▸ DESCRIPTION OF THE TASK: Using the entries that follow, give the number of lines containing the string "this". Write nothing besides that number.

Start of DATA PROVIDED

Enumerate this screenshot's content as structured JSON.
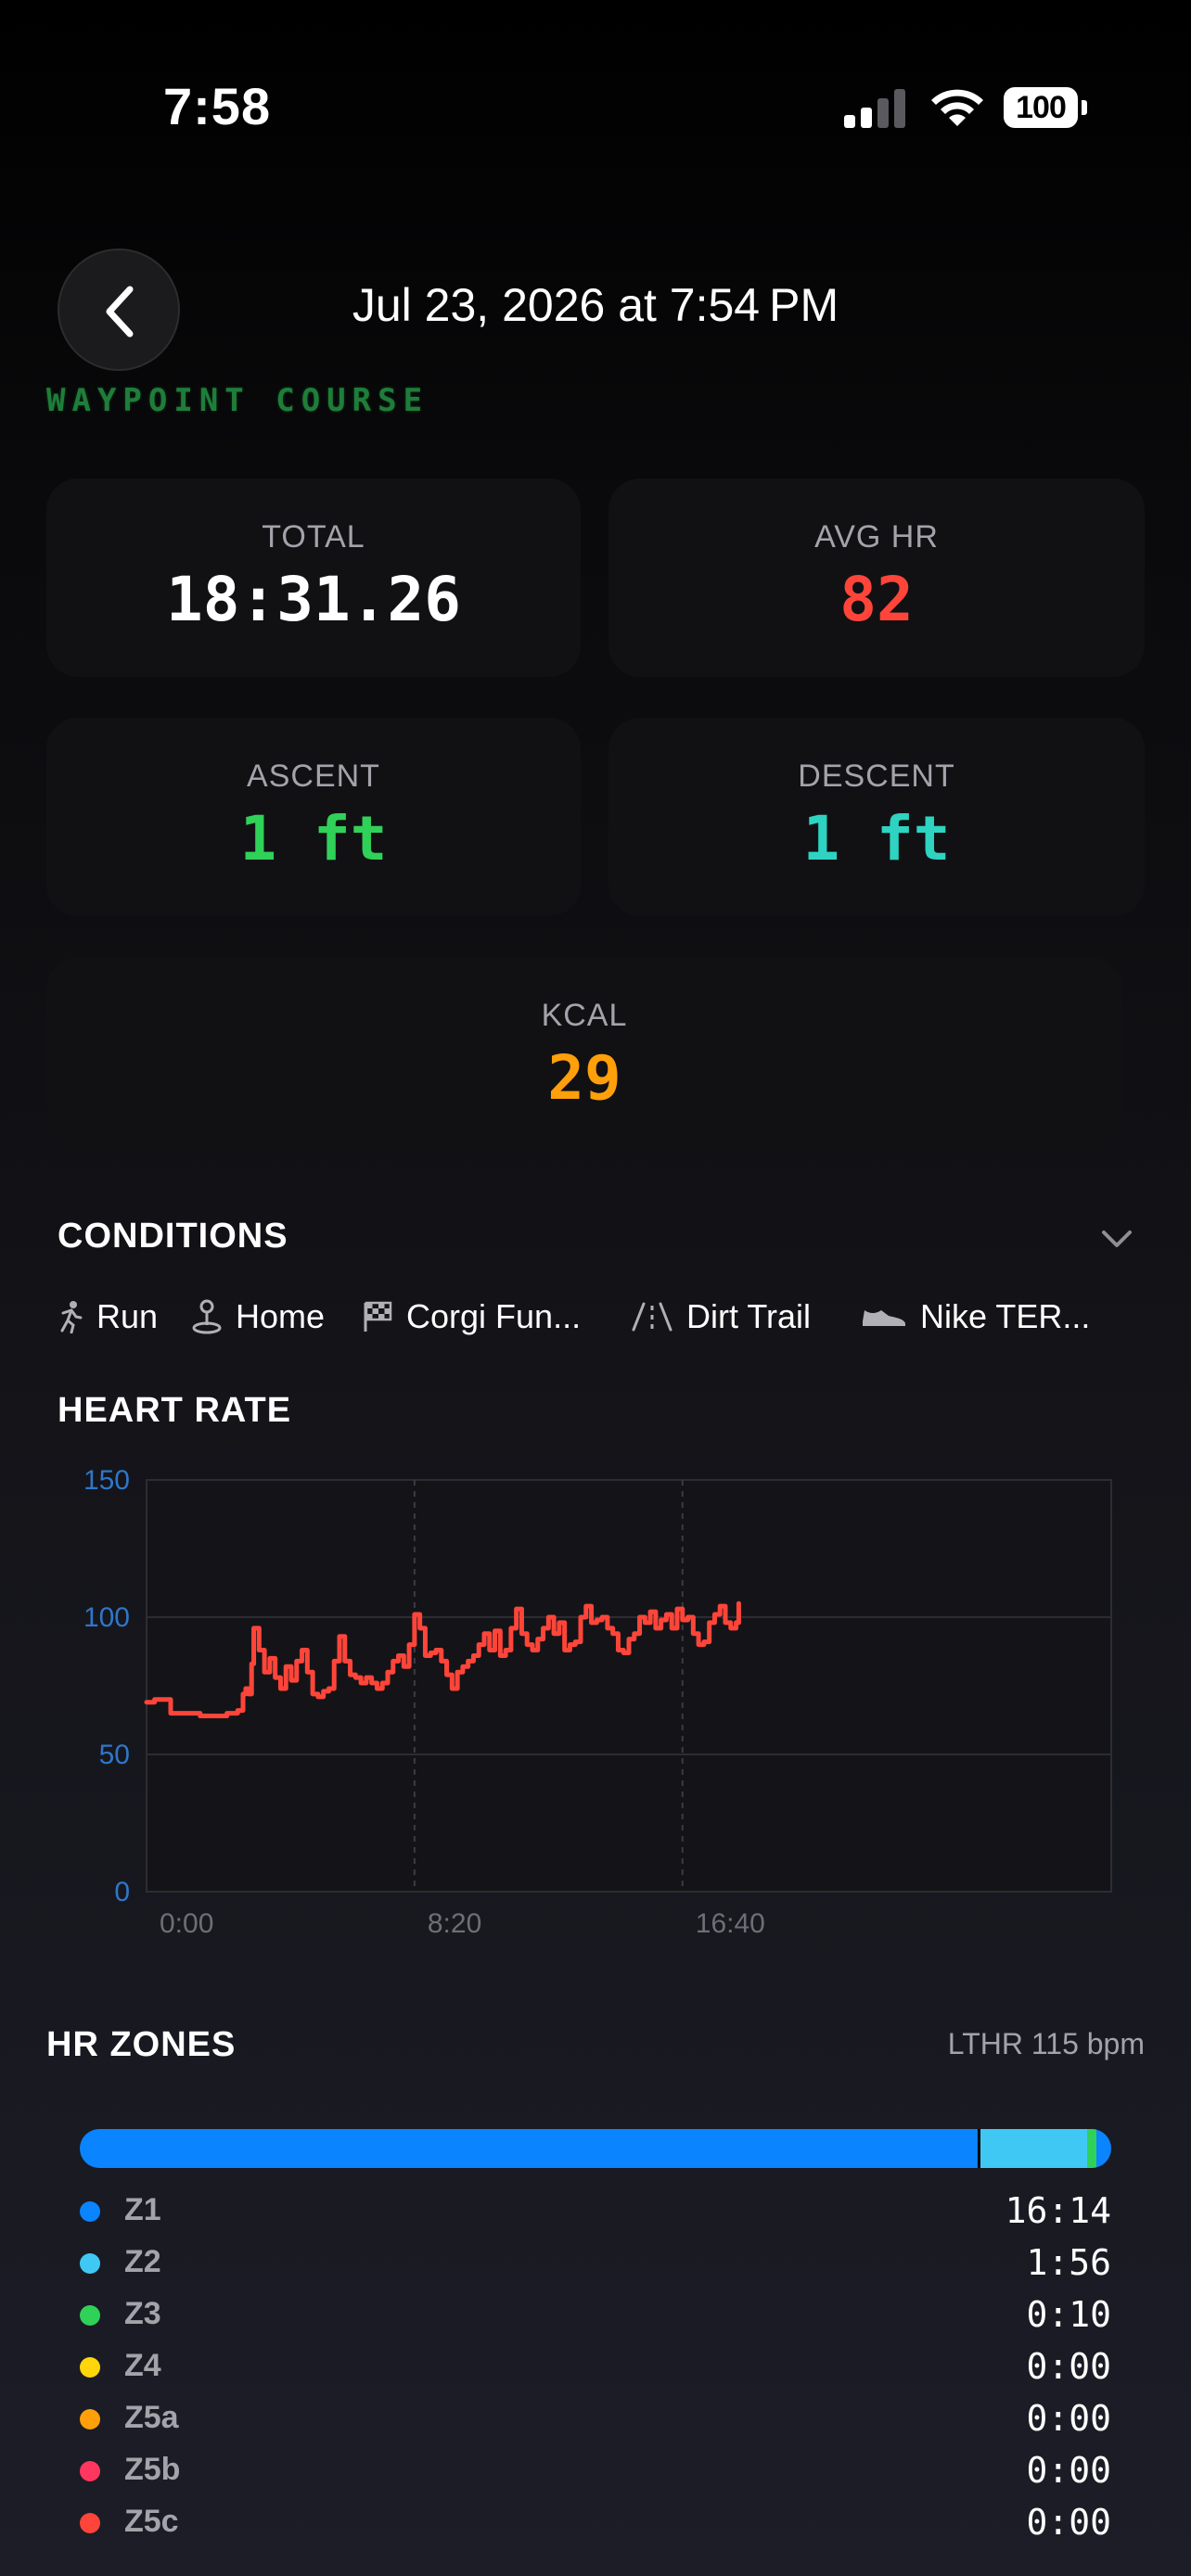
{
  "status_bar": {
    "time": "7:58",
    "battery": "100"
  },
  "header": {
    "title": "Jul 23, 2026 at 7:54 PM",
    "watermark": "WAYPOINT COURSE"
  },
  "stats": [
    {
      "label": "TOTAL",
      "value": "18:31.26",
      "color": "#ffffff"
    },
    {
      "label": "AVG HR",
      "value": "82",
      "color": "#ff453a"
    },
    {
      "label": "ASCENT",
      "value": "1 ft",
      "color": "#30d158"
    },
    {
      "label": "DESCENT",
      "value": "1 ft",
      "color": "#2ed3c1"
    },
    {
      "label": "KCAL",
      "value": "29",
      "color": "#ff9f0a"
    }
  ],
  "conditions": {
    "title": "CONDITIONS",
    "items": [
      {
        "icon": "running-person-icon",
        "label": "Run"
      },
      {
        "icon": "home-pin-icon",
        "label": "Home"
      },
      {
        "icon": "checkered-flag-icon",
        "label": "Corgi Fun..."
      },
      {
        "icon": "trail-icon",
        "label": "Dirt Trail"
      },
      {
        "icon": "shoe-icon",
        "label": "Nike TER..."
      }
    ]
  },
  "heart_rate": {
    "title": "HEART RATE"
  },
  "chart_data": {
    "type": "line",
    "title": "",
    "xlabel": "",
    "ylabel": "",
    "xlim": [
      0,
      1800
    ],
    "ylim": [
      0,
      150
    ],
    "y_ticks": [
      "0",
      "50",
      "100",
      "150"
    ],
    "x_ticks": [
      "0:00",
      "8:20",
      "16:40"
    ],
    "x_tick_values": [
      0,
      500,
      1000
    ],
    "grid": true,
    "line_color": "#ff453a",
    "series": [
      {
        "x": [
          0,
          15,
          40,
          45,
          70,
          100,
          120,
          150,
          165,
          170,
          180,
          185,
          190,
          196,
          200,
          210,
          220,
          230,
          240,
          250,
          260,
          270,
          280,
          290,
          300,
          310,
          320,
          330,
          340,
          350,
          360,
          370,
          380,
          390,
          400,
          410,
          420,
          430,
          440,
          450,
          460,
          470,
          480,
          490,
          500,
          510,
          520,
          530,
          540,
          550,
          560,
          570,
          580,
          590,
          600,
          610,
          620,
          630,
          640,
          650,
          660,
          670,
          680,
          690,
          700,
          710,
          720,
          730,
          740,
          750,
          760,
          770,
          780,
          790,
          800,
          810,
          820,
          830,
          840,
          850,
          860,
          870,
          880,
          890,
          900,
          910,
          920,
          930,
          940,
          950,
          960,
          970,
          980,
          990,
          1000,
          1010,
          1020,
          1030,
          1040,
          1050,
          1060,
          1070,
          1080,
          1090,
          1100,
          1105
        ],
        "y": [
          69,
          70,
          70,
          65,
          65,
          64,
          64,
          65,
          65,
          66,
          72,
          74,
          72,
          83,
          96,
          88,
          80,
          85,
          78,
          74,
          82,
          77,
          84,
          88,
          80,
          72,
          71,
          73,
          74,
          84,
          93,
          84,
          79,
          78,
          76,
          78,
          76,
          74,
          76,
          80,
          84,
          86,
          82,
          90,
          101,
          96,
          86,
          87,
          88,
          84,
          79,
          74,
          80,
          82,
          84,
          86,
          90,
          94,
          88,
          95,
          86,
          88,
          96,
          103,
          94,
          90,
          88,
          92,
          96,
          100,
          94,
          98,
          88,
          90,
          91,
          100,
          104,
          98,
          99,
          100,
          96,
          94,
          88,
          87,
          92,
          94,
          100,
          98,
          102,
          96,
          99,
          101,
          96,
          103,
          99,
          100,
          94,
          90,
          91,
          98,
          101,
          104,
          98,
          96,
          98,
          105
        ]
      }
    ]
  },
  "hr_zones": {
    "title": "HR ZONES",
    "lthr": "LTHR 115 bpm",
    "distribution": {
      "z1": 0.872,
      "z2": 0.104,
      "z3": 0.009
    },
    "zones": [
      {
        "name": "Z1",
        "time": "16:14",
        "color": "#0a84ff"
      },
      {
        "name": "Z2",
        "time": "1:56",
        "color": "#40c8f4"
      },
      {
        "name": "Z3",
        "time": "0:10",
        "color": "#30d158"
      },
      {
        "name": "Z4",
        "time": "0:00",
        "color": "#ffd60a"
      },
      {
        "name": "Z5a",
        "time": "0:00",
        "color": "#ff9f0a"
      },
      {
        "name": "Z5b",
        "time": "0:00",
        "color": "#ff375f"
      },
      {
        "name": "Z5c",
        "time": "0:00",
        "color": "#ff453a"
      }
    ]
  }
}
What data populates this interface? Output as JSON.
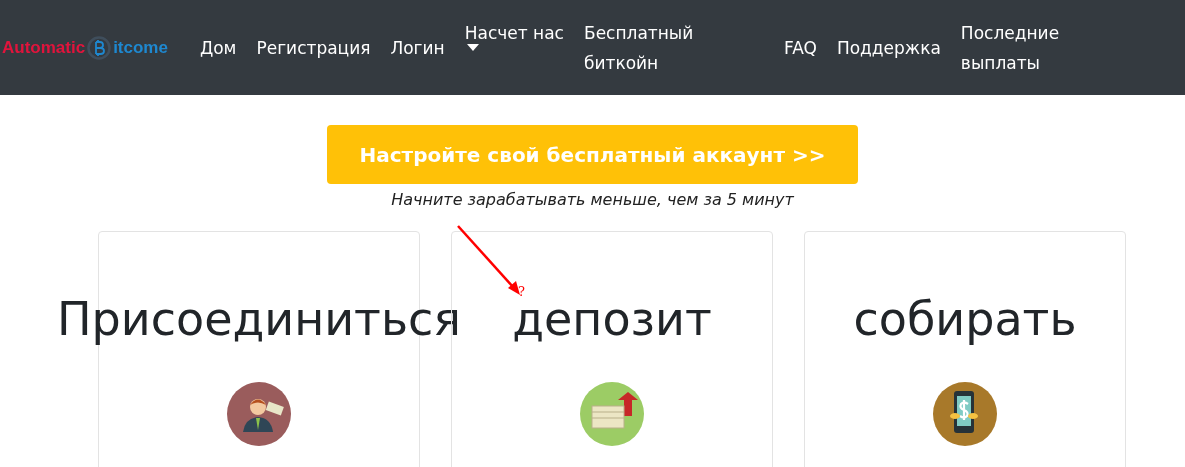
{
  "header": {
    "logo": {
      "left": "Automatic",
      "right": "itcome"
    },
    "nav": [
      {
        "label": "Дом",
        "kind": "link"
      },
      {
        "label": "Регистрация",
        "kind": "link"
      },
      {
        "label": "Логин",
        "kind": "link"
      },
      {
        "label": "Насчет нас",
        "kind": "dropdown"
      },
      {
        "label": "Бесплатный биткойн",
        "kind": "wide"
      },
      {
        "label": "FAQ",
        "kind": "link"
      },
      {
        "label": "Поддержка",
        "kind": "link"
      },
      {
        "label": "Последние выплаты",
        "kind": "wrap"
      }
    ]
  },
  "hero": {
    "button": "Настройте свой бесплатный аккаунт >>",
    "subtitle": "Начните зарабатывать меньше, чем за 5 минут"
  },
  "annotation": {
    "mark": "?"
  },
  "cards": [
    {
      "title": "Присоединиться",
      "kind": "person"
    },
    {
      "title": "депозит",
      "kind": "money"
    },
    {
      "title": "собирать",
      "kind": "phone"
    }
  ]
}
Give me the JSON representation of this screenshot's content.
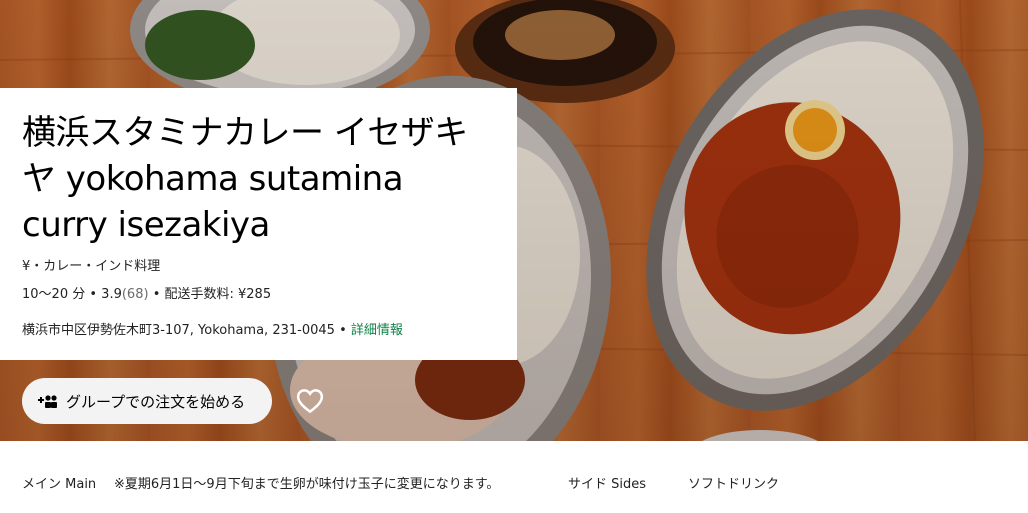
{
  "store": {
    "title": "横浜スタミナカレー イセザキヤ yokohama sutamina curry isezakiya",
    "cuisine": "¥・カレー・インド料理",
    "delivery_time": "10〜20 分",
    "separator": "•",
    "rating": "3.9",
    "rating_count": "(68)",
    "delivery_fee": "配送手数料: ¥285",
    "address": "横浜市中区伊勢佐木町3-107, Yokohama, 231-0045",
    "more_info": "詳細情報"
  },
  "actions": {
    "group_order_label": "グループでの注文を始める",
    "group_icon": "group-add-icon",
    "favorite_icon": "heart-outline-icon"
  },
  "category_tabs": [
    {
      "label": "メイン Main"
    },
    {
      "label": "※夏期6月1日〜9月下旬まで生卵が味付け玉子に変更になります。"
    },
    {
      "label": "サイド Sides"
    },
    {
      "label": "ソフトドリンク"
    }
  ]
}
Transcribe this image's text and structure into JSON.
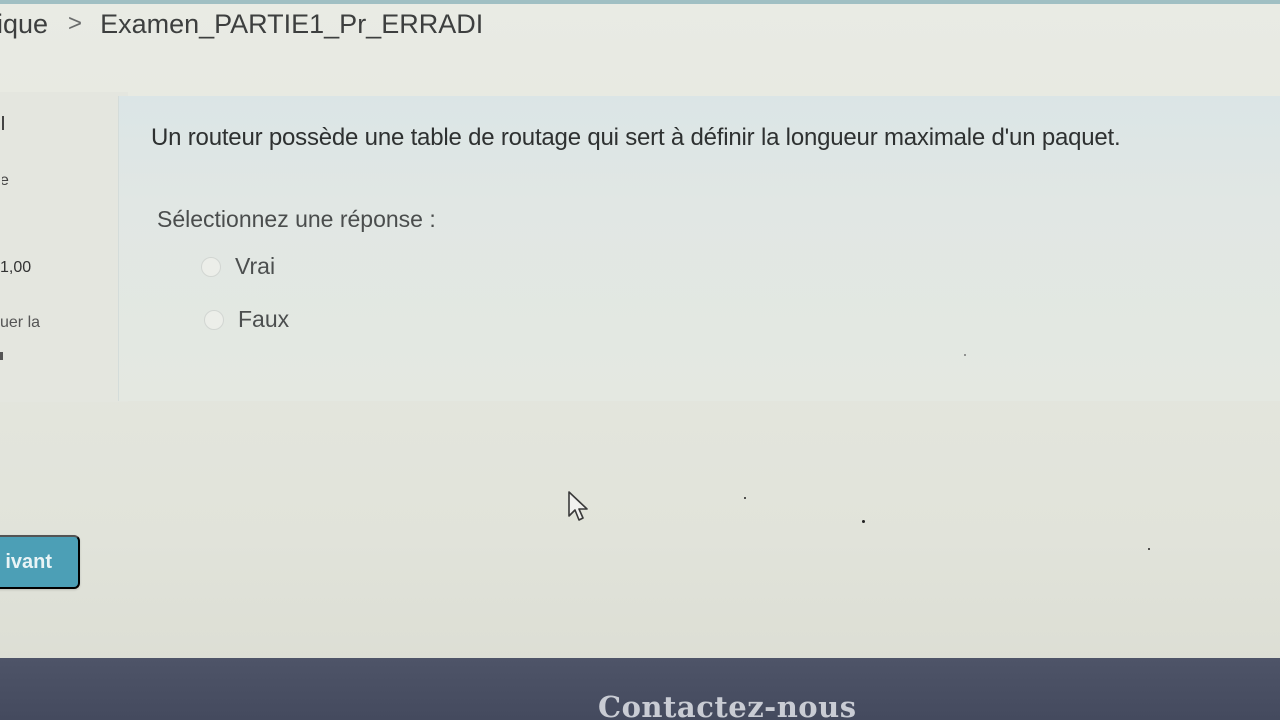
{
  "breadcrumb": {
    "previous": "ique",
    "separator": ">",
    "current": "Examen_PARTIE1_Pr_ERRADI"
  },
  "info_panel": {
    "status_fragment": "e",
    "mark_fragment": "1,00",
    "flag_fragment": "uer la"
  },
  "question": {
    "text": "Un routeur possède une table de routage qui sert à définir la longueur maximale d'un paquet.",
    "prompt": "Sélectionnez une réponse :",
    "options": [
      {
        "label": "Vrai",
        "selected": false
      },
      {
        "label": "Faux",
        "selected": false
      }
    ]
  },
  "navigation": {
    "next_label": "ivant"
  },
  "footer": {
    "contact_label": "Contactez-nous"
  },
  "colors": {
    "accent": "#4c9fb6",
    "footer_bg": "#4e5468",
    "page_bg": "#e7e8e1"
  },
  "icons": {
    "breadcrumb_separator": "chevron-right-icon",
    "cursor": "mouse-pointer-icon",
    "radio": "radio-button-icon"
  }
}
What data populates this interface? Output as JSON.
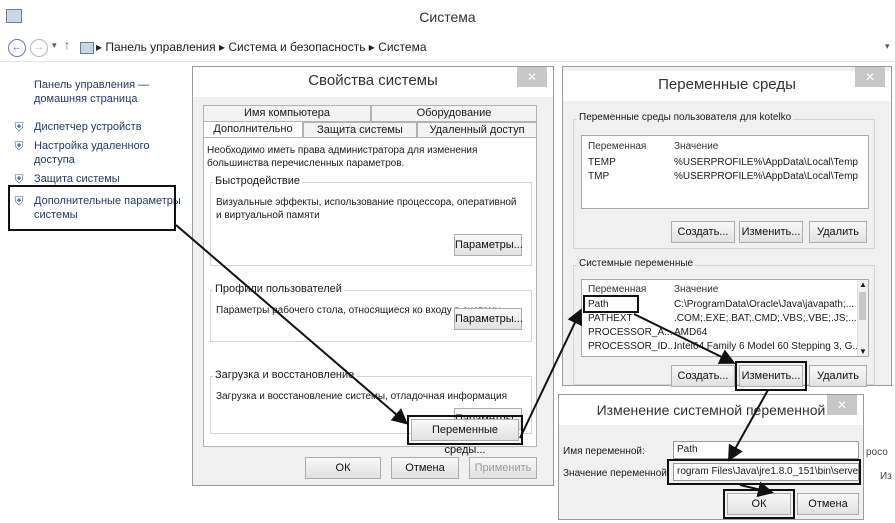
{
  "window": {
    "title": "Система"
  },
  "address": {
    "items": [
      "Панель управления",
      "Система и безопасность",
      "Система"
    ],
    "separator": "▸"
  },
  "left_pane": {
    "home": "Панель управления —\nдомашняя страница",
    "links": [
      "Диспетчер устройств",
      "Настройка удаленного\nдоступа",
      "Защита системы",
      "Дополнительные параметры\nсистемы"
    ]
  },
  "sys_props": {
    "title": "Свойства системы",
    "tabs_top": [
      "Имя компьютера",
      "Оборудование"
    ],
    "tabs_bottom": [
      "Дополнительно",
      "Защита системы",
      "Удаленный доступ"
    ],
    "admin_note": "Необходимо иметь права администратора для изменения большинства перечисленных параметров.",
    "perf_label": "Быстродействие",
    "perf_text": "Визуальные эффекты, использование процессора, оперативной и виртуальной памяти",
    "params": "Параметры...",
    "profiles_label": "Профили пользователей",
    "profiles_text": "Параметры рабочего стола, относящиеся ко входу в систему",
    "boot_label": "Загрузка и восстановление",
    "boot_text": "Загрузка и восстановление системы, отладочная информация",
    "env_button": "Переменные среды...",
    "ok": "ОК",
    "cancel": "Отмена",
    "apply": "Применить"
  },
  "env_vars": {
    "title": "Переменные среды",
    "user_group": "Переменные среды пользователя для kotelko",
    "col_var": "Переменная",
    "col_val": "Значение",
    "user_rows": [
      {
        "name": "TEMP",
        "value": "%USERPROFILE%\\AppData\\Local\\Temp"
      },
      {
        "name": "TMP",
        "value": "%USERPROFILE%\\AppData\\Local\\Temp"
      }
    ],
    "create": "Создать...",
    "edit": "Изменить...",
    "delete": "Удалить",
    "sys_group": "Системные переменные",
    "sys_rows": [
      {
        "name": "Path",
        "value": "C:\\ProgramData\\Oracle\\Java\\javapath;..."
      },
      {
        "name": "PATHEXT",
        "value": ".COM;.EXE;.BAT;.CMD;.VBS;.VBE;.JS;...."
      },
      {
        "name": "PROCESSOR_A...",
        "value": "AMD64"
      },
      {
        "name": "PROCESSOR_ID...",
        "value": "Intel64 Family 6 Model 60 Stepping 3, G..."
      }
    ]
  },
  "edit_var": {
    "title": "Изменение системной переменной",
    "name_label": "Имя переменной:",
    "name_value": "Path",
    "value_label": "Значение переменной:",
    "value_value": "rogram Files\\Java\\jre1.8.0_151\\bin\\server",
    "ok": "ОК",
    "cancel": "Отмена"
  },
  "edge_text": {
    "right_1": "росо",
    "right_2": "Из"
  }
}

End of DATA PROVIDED

▸ OUTPUT BELOW: 5